- _Given records_
============================================================
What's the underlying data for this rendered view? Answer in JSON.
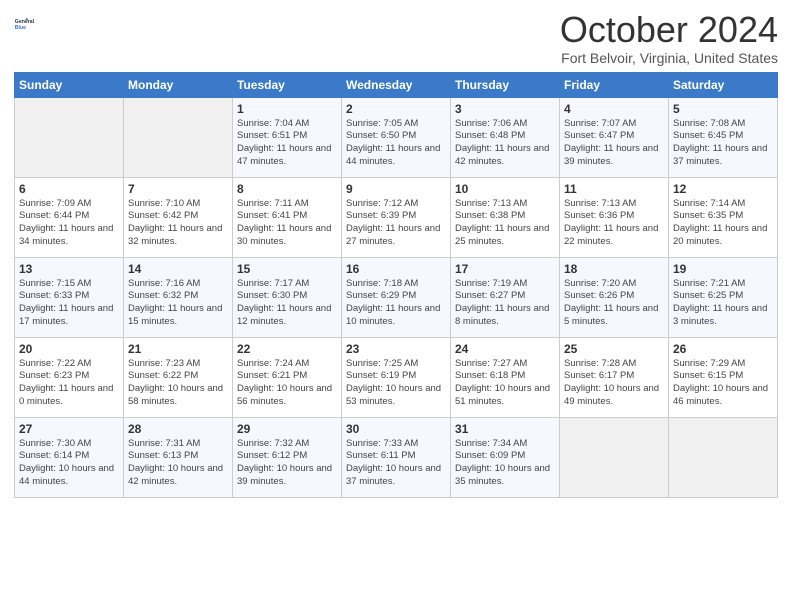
{
  "header": {
    "logo_line1": "General",
    "logo_line2": "Blue",
    "month": "October 2024",
    "location": "Fort Belvoir, Virginia, United States"
  },
  "days_of_week": [
    "Sunday",
    "Monday",
    "Tuesday",
    "Wednesday",
    "Thursday",
    "Friday",
    "Saturday"
  ],
  "weeks": [
    [
      {
        "num": "",
        "info": ""
      },
      {
        "num": "",
        "info": ""
      },
      {
        "num": "1",
        "info": "Sunrise: 7:04 AM\nSunset: 6:51 PM\nDaylight: 11 hours and 47 minutes."
      },
      {
        "num": "2",
        "info": "Sunrise: 7:05 AM\nSunset: 6:50 PM\nDaylight: 11 hours and 44 minutes."
      },
      {
        "num": "3",
        "info": "Sunrise: 7:06 AM\nSunset: 6:48 PM\nDaylight: 11 hours and 42 minutes."
      },
      {
        "num": "4",
        "info": "Sunrise: 7:07 AM\nSunset: 6:47 PM\nDaylight: 11 hours and 39 minutes."
      },
      {
        "num": "5",
        "info": "Sunrise: 7:08 AM\nSunset: 6:45 PM\nDaylight: 11 hours and 37 minutes."
      }
    ],
    [
      {
        "num": "6",
        "info": "Sunrise: 7:09 AM\nSunset: 6:44 PM\nDaylight: 11 hours and 34 minutes."
      },
      {
        "num": "7",
        "info": "Sunrise: 7:10 AM\nSunset: 6:42 PM\nDaylight: 11 hours and 32 minutes."
      },
      {
        "num": "8",
        "info": "Sunrise: 7:11 AM\nSunset: 6:41 PM\nDaylight: 11 hours and 30 minutes."
      },
      {
        "num": "9",
        "info": "Sunrise: 7:12 AM\nSunset: 6:39 PM\nDaylight: 11 hours and 27 minutes."
      },
      {
        "num": "10",
        "info": "Sunrise: 7:13 AM\nSunset: 6:38 PM\nDaylight: 11 hours and 25 minutes."
      },
      {
        "num": "11",
        "info": "Sunrise: 7:13 AM\nSunset: 6:36 PM\nDaylight: 11 hours and 22 minutes."
      },
      {
        "num": "12",
        "info": "Sunrise: 7:14 AM\nSunset: 6:35 PM\nDaylight: 11 hours and 20 minutes."
      }
    ],
    [
      {
        "num": "13",
        "info": "Sunrise: 7:15 AM\nSunset: 6:33 PM\nDaylight: 11 hours and 17 minutes."
      },
      {
        "num": "14",
        "info": "Sunrise: 7:16 AM\nSunset: 6:32 PM\nDaylight: 11 hours and 15 minutes."
      },
      {
        "num": "15",
        "info": "Sunrise: 7:17 AM\nSunset: 6:30 PM\nDaylight: 11 hours and 12 minutes."
      },
      {
        "num": "16",
        "info": "Sunrise: 7:18 AM\nSunset: 6:29 PM\nDaylight: 11 hours and 10 minutes."
      },
      {
        "num": "17",
        "info": "Sunrise: 7:19 AM\nSunset: 6:27 PM\nDaylight: 11 hours and 8 minutes."
      },
      {
        "num": "18",
        "info": "Sunrise: 7:20 AM\nSunset: 6:26 PM\nDaylight: 11 hours and 5 minutes."
      },
      {
        "num": "19",
        "info": "Sunrise: 7:21 AM\nSunset: 6:25 PM\nDaylight: 11 hours and 3 minutes."
      }
    ],
    [
      {
        "num": "20",
        "info": "Sunrise: 7:22 AM\nSunset: 6:23 PM\nDaylight: 11 hours and 0 minutes."
      },
      {
        "num": "21",
        "info": "Sunrise: 7:23 AM\nSunset: 6:22 PM\nDaylight: 10 hours and 58 minutes."
      },
      {
        "num": "22",
        "info": "Sunrise: 7:24 AM\nSunset: 6:21 PM\nDaylight: 10 hours and 56 minutes."
      },
      {
        "num": "23",
        "info": "Sunrise: 7:25 AM\nSunset: 6:19 PM\nDaylight: 10 hours and 53 minutes."
      },
      {
        "num": "24",
        "info": "Sunrise: 7:27 AM\nSunset: 6:18 PM\nDaylight: 10 hours and 51 minutes."
      },
      {
        "num": "25",
        "info": "Sunrise: 7:28 AM\nSunset: 6:17 PM\nDaylight: 10 hours and 49 minutes."
      },
      {
        "num": "26",
        "info": "Sunrise: 7:29 AM\nSunset: 6:15 PM\nDaylight: 10 hours and 46 minutes."
      }
    ],
    [
      {
        "num": "27",
        "info": "Sunrise: 7:30 AM\nSunset: 6:14 PM\nDaylight: 10 hours and 44 minutes."
      },
      {
        "num": "28",
        "info": "Sunrise: 7:31 AM\nSunset: 6:13 PM\nDaylight: 10 hours and 42 minutes."
      },
      {
        "num": "29",
        "info": "Sunrise: 7:32 AM\nSunset: 6:12 PM\nDaylight: 10 hours and 39 minutes."
      },
      {
        "num": "30",
        "info": "Sunrise: 7:33 AM\nSunset: 6:11 PM\nDaylight: 10 hours and 37 minutes."
      },
      {
        "num": "31",
        "info": "Sunrise: 7:34 AM\nSunset: 6:09 PM\nDaylight: 10 hours and 35 minutes."
      },
      {
        "num": "",
        "info": ""
      },
      {
        "num": "",
        "info": ""
      }
    ]
  ]
}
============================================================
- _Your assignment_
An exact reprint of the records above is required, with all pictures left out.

- _Expected answer_
What's the underlying data for this rendered view? Answer in JSON.
{
  "header": {
    "logo_line1": "General",
    "logo_line2": "Blue",
    "month": "October 2024",
    "location": "Fort Belvoir, Virginia, United States"
  },
  "days_of_week": [
    "Sunday",
    "Monday",
    "Tuesday",
    "Wednesday",
    "Thursday",
    "Friday",
    "Saturday"
  ],
  "weeks": [
    [
      {
        "num": "",
        "info": ""
      },
      {
        "num": "",
        "info": ""
      },
      {
        "num": "1",
        "info": "Sunrise: 7:04 AM\nSunset: 6:51 PM\nDaylight: 11 hours and 47 minutes."
      },
      {
        "num": "2",
        "info": "Sunrise: 7:05 AM\nSunset: 6:50 PM\nDaylight: 11 hours and 44 minutes."
      },
      {
        "num": "3",
        "info": "Sunrise: 7:06 AM\nSunset: 6:48 PM\nDaylight: 11 hours and 42 minutes."
      },
      {
        "num": "4",
        "info": "Sunrise: 7:07 AM\nSunset: 6:47 PM\nDaylight: 11 hours and 39 minutes."
      },
      {
        "num": "5",
        "info": "Sunrise: 7:08 AM\nSunset: 6:45 PM\nDaylight: 11 hours and 37 minutes."
      }
    ],
    [
      {
        "num": "6",
        "info": "Sunrise: 7:09 AM\nSunset: 6:44 PM\nDaylight: 11 hours and 34 minutes."
      },
      {
        "num": "7",
        "info": "Sunrise: 7:10 AM\nSunset: 6:42 PM\nDaylight: 11 hours and 32 minutes."
      },
      {
        "num": "8",
        "info": "Sunrise: 7:11 AM\nSunset: 6:41 PM\nDaylight: 11 hours and 30 minutes."
      },
      {
        "num": "9",
        "info": "Sunrise: 7:12 AM\nSunset: 6:39 PM\nDaylight: 11 hours and 27 minutes."
      },
      {
        "num": "10",
        "info": "Sunrise: 7:13 AM\nSunset: 6:38 PM\nDaylight: 11 hours and 25 minutes."
      },
      {
        "num": "11",
        "info": "Sunrise: 7:13 AM\nSunset: 6:36 PM\nDaylight: 11 hours and 22 minutes."
      },
      {
        "num": "12",
        "info": "Sunrise: 7:14 AM\nSunset: 6:35 PM\nDaylight: 11 hours and 20 minutes."
      }
    ],
    [
      {
        "num": "13",
        "info": "Sunrise: 7:15 AM\nSunset: 6:33 PM\nDaylight: 11 hours and 17 minutes."
      },
      {
        "num": "14",
        "info": "Sunrise: 7:16 AM\nSunset: 6:32 PM\nDaylight: 11 hours and 15 minutes."
      },
      {
        "num": "15",
        "info": "Sunrise: 7:17 AM\nSunset: 6:30 PM\nDaylight: 11 hours and 12 minutes."
      },
      {
        "num": "16",
        "info": "Sunrise: 7:18 AM\nSunset: 6:29 PM\nDaylight: 11 hours and 10 minutes."
      },
      {
        "num": "17",
        "info": "Sunrise: 7:19 AM\nSunset: 6:27 PM\nDaylight: 11 hours and 8 minutes."
      },
      {
        "num": "18",
        "info": "Sunrise: 7:20 AM\nSunset: 6:26 PM\nDaylight: 11 hours and 5 minutes."
      },
      {
        "num": "19",
        "info": "Sunrise: 7:21 AM\nSunset: 6:25 PM\nDaylight: 11 hours and 3 minutes."
      }
    ],
    [
      {
        "num": "20",
        "info": "Sunrise: 7:22 AM\nSunset: 6:23 PM\nDaylight: 11 hours and 0 minutes."
      },
      {
        "num": "21",
        "info": "Sunrise: 7:23 AM\nSunset: 6:22 PM\nDaylight: 10 hours and 58 minutes."
      },
      {
        "num": "22",
        "info": "Sunrise: 7:24 AM\nSunset: 6:21 PM\nDaylight: 10 hours and 56 minutes."
      },
      {
        "num": "23",
        "info": "Sunrise: 7:25 AM\nSunset: 6:19 PM\nDaylight: 10 hours and 53 minutes."
      },
      {
        "num": "24",
        "info": "Sunrise: 7:27 AM\nSunset: 6:18 PM\nDaylight: 10 hours and 51 minutes."
      },
      {
        "num": "25",
        "info": "Sunrise: 7:28 AM\nSunset: 6:17 PM\nDaylight: 10 hours and 49 minutes."
      },
      {
        "num": "26",
        "info": "Sunrise: 7:29 AM\nSunset: 6:15 PM\nDaylight: 10 hours and 46 minutes."
      }
    ],
    [
      {
        "num": "27",
        "info": "Sunrise: 7:30 AM\nSunset: 6:14 PM\nDaylight: 10 hours and 44 minutes."
      },
      {
        "num": "28",
        "info": "Sunrise: 7:31 AM\nSunset: 6:13 PM\nDaylight: 10 hours and 42 minutes."
      },
      {
        "num": "29",
        "info": "Sunrise: 7:32 AM\nSunset: 6:12 PM\nDaylight: 10 hours and 39 minutes."
      },
      {
        "num": "30",
        "info": "Sunrise: 7:33 AM\nSunset: 6:11 PM\nDaylight: 10 hours and 37 minutes."
      },
      {
        "num": "31",
        "info": "Sunrise: 7:34 AM\nSunset: 6:09 PM\nDaylight: 10 hours and 35 minutes."
      },
      {
        "num": "",
        "info": ""
      },
      {
        "num": "",
        "info": ""
      }
    ]
  ]
}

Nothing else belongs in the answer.